What you should do: All pictures are to be excluded when the data below is output verbatim.

Data records:
□ □ □ □ □ □ □

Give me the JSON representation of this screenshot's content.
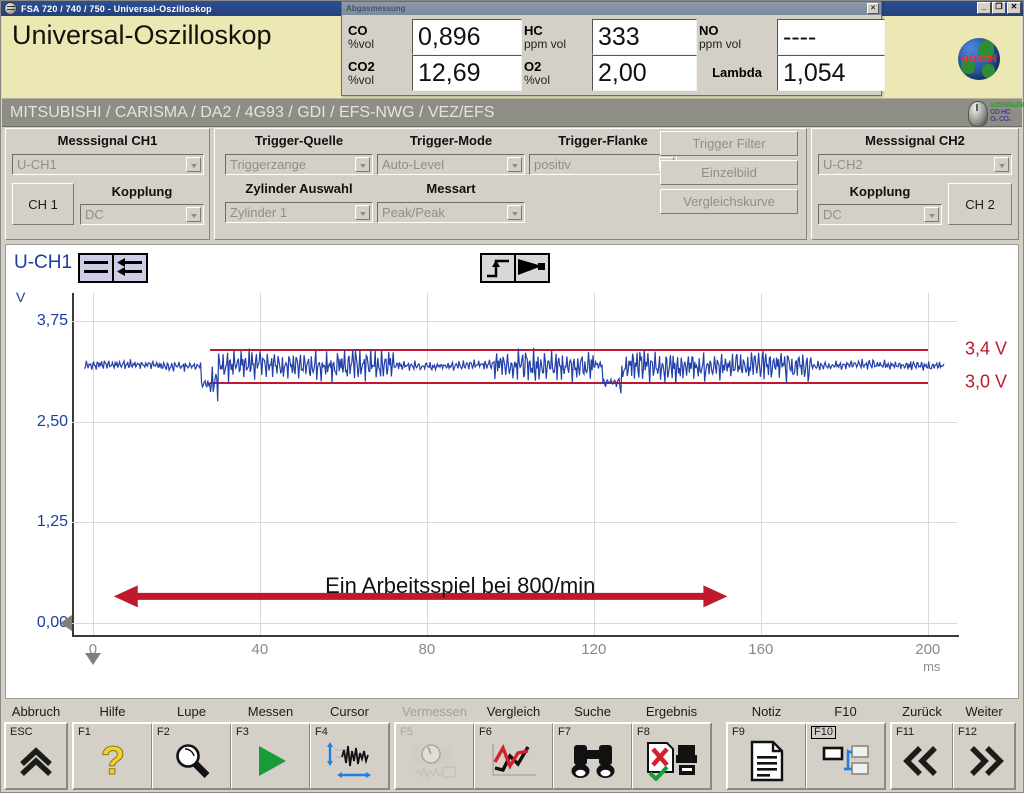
{
  "window": {
    "title": "FSA 720 / 740 / 750 - Universal-Oszilloskop",
    "icon": "oscilloscope-icon",
    "buttons": {
      "minimize": "_",
      "restore": "❐",
      "close": "✕"
    }
  },
  "header": {
    "title": "Universal-Oszilloskop",
    "logo_text": "BOSCH"
  },
  "abgas": {
    "title": "Abgasmessung",
    "close_label": "✕",
    "measurements": [
      {
        "name": "CO",
        "unit": "%vol",
        "value": "0,896"
      },
      {
        "name": "HC",
        "unit": "ppm vol",
        "value": "333"
      },
      {
        "name": "NO",
        "unit": "ppm vol",
        "value": "----"
      },
      {
        "name": "CO2",
        "unit": "%vol",
        "value": "12,69"
      },
      {
        "name": "O2",
        "unit": "%vol",
        "value": "2,00"
      },
      {
        "name": "Lambda",
        "unit": "",
        "value": "1,054"
      }
    ]
  },
  "breadcrumb": {
    "text": "MITSUBISHI / CARISMA / DA2 / 4G93 / GDI / EFS-NWG / VEZ/EFS"
  },
  "controls": {
    "ch1": {
      "group_title": "Messsignal CH1",
      "signal": "U-CH1",
      "channel_button": "CH 1",
      "coupling_title": "Kopplung",
      "coupling": "DC"
    },
    "trigger": {
      "source_title": "Trigger-Quelle",
      "source": "Triggerzange",
      "mode_title": "Trigger-Mode",
      "mode": "Auto-Level",
      "edge_title": "Trigger-Flanke",
      "edge": "positiv",
      "cylinder_title": "Zylinder Auswahl",
      "cylinder": "Zylinder 1",
      "measure_title": "Messart",
      "measure": "Peak/Peak",
      "filter_button": "Trigger Filter",
      "single_button": "Einzelbild",
      "compare_button": "Vergleichskurve"
    },
    "ch2": {
      "group_title": "Messsignal CH2",
      "signal": "U-CH2",
      "channel_button": "CH 2",
      "coupling_title": "Kopplung",
      "coupling": "DC"
    }
  },
  "chart_data": {
    "type": "line",
    "title": "U-CH1",
    "xlabel": "ms",
    "ylabel": "V",
    "xlim": [
      -5,
      207
    ],
    "ylim": [
      -0.15,
      4.1
    ],
    "xticks": [
      0,
      40,
      80,
      120,
      160,
      200
    ],
    "xticklabels": [
      "0",
      "40",
      "80",
      "120",
      "160",
      "200"
    ],
    "yticks": [
      0.0,
      1.25,
      2.5,
      3.75
    ],
    "yticklabels": [
      "0,00",
      "1,25",
      "2,50",
      "3,75"
    ],
    "grid": true,
    "series": [
      {
        "name": "U-CH1",
        "color": "#2340a8",
        "description": "Noisy injector/sensor voltage signal oscillating around 3,2 V with higher-amplitude bursts",
        "baseline": 3.2,
        "noise_amplitude": 0.06,
        "burst_amplitude": 0.2
      }
    ],
    "limit_lines": [
      {
        "label": "3,4 V",
        "value": 3.4,
        "color": "#c0182c",
        "x_start": 28,
        "x_end": 200
      },
      {
        "label": "3,0 V",
        "value": 3.0,
        "color": "#c0182c",
        "x_start": 28,
        "x_end": 200
      }
    ],
    "annotations": [
      {
        "text": "Ein Arbeitsspiel bei 800/min",
        "x_center": 88,
        "y_text": 0.62,
        "arrow_y": 0.33,
        "arrow_x_start": 5,
        "arrow_x_end": 152,
        "color": "#c0182c"
      }
    ],
    "cursors": [
      {
        "axis": "y",
        "value": 0.0,
        "icon": "left-triangle-cursor"
      },
      {
        "axis": "x",
        "value": 0.0,
        "icon": "down-triangle-cursor"
      }
    ],
    "toolbar_icons": [
      {
        "name": "channel-position-icon",
        "x": 6
      },
      {
        "name": "trigger-edge-icon",
        "x": 100
      }
    ]
  },
  "functionbar": {
    "groups": [
      {
        "keys": [
          {
            "caption": "Abbruch",
            "fkey": "ESC",
            "icon": "double-chevron-up-icon",
            "disabled": false,
            "boxed": false
          }
        ]
      },
      {
        "keys": [
          {
            "caption": "Hilfe",
            "fkey": "F1",
            "icon": "question-mark-icon",
            "disabled": false,
            "boxed": false
          },
          {
            "caption": "Lupe",
            "fkey": "F2",
            "icon": "magnifier-icon",
            "disabled": false,
            "boxed": false
          },
          {
            "caption": "Messen",
            "fkey": "F3",
            "icon": "play-triangle-icon",
            "disabled": false,
            "boxed": false
          },
          {
            "caption": "Cursor",
            "fkey": "F4",
            "icon": "cursor-waveform-icon",
            "disabled": false,
            "boxed": false
          }
        ]
      },
      {
        "keys": [
          {
            "caption": "Vermessen",
            "fkey": "F5",
            "icon": "gauge-waveform-icon",
            "disabled": true,
            "boxed": false
          },
          {
            "caption": "Vergleich",
            "fkey": "F6",
            "icon": "compare-curves-icon",
            "disabled": false,
            "boxed": false
          },
          {
            "caption": "Suche",
            "fkey": "F7",
            "icon": "binoculars-icon",
            "disabled": false,
            "boxed": false
          },
          {
            "caption": "Ergebnis",
            "fkey": "F8",
            "icon": "result-printer-icon",
            "disabled": false,
            "boxed": false
          }
        ]
      },
      {
        "keys": [
          {
            "caption": "Notiz",
            "fkey": "F9",
            "icon": "document-icon",
            "disabled": false,
            "boxed": false
          },
          {
            "caption": "F10",
            "fkey": "F10",
            "icon": "window-tile-icon",
            "disabled": false,
            "boxed": true
          }
        ]
      },
      {
        "keys": [
          {
            "caption": "Zurück",
            "fkey": "F11",
            "icon": "double-chevron-left-icon",
            "disabled": false,
            "boxed": false
          },
          {
            "caption": "Weiter",
            "fkey": "F12",
            "icon": "double-chevron-right-icon",
            "disabled": false,
            "boxed": false
          }
        ]
      }
    ]
  }
}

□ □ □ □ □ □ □

Solved problem:
Give me the JSON representation of this screenshot's content.
{
  "window": {
    "title": "FSA 720 / 740 / 750 - Universal-Oszilloskop",
    "icon": "oscilloscope-icon",
    "buttons": {
      "minimize": "_",
      "restore": "❐",
      "close": "✕"
    }
  },
  "header": {
    "title": "Universal-Oszilloskop",
    "logo_text": "BOSCH"
  },
  "abgas": {
    "title": "Abgasmessung",
    "close_label": "✕",
    "measurements": [
      {
        "name": "CO",
        "unit": "%vol",
        "value": "0,896"
      },
      {
        "name": "HC",
        "unit": "ppm vol",
        "value": "333"
      },
      {
        "name": "NO",
        "unit": "ppm vol",
        "value": "----"
      },
      {
        "name": "CO2",
        "unit": "%vol",
        "value": "12,69"
      },
      {
        "name": "O2",
        "unit": "%vol",
        "value": "2,00"
      },
      {
        "name": "Lambda",
        "unit": "",
        "value": "1,054"
      }
    ]
  },
  "breadcrumb": {
    "text": "MITSUBISHI / CARISMA / DA2 / 4G93 / GDI / EFS-NWG / VEZ/EFS"
  },
  "controls": {
    "ch1": {
      "group_title": "Messsignal CH1",
      "signal": "U-CH1",
      "channel_button": "CH 1",
      "coupling_title": "Kopplung",
      "coupling": "DC"
    },
    "trigger": {
      "source_title": "Trigger-Quelle",
      "source": "Triggerzange",
      "mode_title": "Trigger-Mode",
      "mode": "Auto-Level",
      "edge_title": "Trigger-Flanke",
      "edge": "positiv",
      "cylinder_title": "Zylinder Auswahl",
      "cylinder": "Zylinder 1",
      "measure_title": "Messart",
      "measure": "Peak/Peak",
      "filter_button": "Trigger Filter",
      "single_button": "Einzelbild",
      "compare_button": "Vergleichskurve"
    },
    "ch2": {
      "group_title": "Messsignal CH2",
      "signal": "U-CH2",
      "channel_button": "CH 2",
      "coupling_title": "Kopplung",
      "coupling": "DC"
    }
  },
  "chart_data": {
    "type": "line",
    "title": "U-CH1",
    "xlabel": "ms",
    "ylabel": "V",
    "xlim": [
      -5,
      207
    ],
    "ylim": [
      -0.15,
      4.1
    ],
    "xticks": [
      0,
      40,
      80,
      120,
      160,
      200
    ],
    "xticklabels": [
      "0",
      "40",
      "80",
      "120",
      "160",
      "200"
    ],
    "yticks": [
      0.0,
      1.25,
      2.5,
      3.75
    ],
    "yticklabels": [
      "0,00",
      "1,25",
      "2,50",
      "3,75"
    ],
    "grid": true,
    "series": [
      {
        "name": "U-CH1",
        "color": "#2340a8",
        "description": "Noisy injector/sensor voltage signal oscillating around 3,2 V with higher-amplitude bursts",
        "baseline": 3.2,
        "noise_amplitude": 0.06,
        "burst_amplitude": 0.2
      }
    ],
    "limit_lines": [
      {
        "label": "3,4 V",
        "value": 3.4,
        "color": "#c0182c",
        "x_start": 28,
        "x_end": 200
      },
      {
        "label": "3,0 V",
        "value": 3.0,
        "color": "#c0182c",
        "x_start": 28,
        "x_end": 200
      }
    ],
    "annotations": [
      {
        "text": "Ein Arbeitsspiel bei 800/min",
        "x_center": 88,
        "y_text": 0.62,
        "arrow_y": 0.33,
        "arrow_x_start": 5,
        "arrow_x_end": 152,
        "color": "#c0182c"
      }
    ],
    "cursors": [
      {
        "axis": "y",
        "value": 0.0,
        "icon": "left-triangle-cursor"
      },
      {
        "axis": "x",
        "value": 0.0,
        "icon": "down-triangle-cursor"
      }
    ],
    "toolbar_icons": [
      {
        "name": "channel-position-icon",
        "x": 6
      },
      {
        "name": "trigger-edge-icon",
        "x": 100
      }
    ]
  },
  "functionbar": {
    "groups": [
      {
        "keys": [
          {
            "caption": "Abbruch",
            "fkey": "ESC",
            "icon": "double-chevron-up-icon",
            "disabled": false,
            "boxed": false
          }
        ]
      },
      {
        "keys": [
          {
            "caption": "Hilfe",
            "fkey": "F1",
            "icon": "question-mark-icon",
            "disabled": false,
            "boxed": false
          },
          {
            "caption": "Lupe",
            "fkey": "F2",
            "icon": "magnifier-icon",
            "disabled": false,
            "boxed": false
          },
          {
            "caption": "Messen",
            "fkey": "F3",
            "icon": "play-triangle-icon",
            "disabled": false,
            "boxed": false
          },
          {
            "caption": "Cursor",
            "fkey": "F4",
            "icon": "cursor-waveform-icon",
            "disabled": false,
            "boxed": false
          }
        ]
      },
      {
        "keys": [
          {
            "caption": "Vermessen",
            "fkey": "F5",
            "icon": "gauge-waveform-icon",
            "disabled": true,
            "boxed": false
          },
          {
            "caption": "Vergleich",
            "fkey": "F6",
            "icon": "compare-curves-icon",
            "disabled": false,
            "boxed": false
          },
          {
            "caption": "Suche",
            "fkey": "F7",
            "icon": "binoculars-icon",
            "disabled": false,
            "boxed": false
          },
          {
            "caption": "Ergebnis",
            "fkey": "F8",
            "icon": "result-printer-icon",
            "disabled": false,
            "boxed": false
          }
        ]
      },
      {
        "keys": [
          {
            "caption": "Notiz",
            "fkey": "F9",
            "icon": "document-icon",
            "disabled": false,
            "boxed": false
          },
          {
            "caption": "F10",
            "fkey": "F10",
            "icon": "window-tile-icon",
            "disabled": false,
            "boxed": true
          }
        ]
      },
      {
        "keys": [
          {
            "caption": "Zurück",
            "fkey": "F11",
            "icon": "double-chevron-left-icon",
            "disabled": false,
            "boxed": false
          },
          {
            "caption": "Weiter",
            "fkey": "F12",
            "icon": "double-chevron-right-icon",
            "disabled": false,
            "boxed": false
          }
        ]
      }
    ]
  }
}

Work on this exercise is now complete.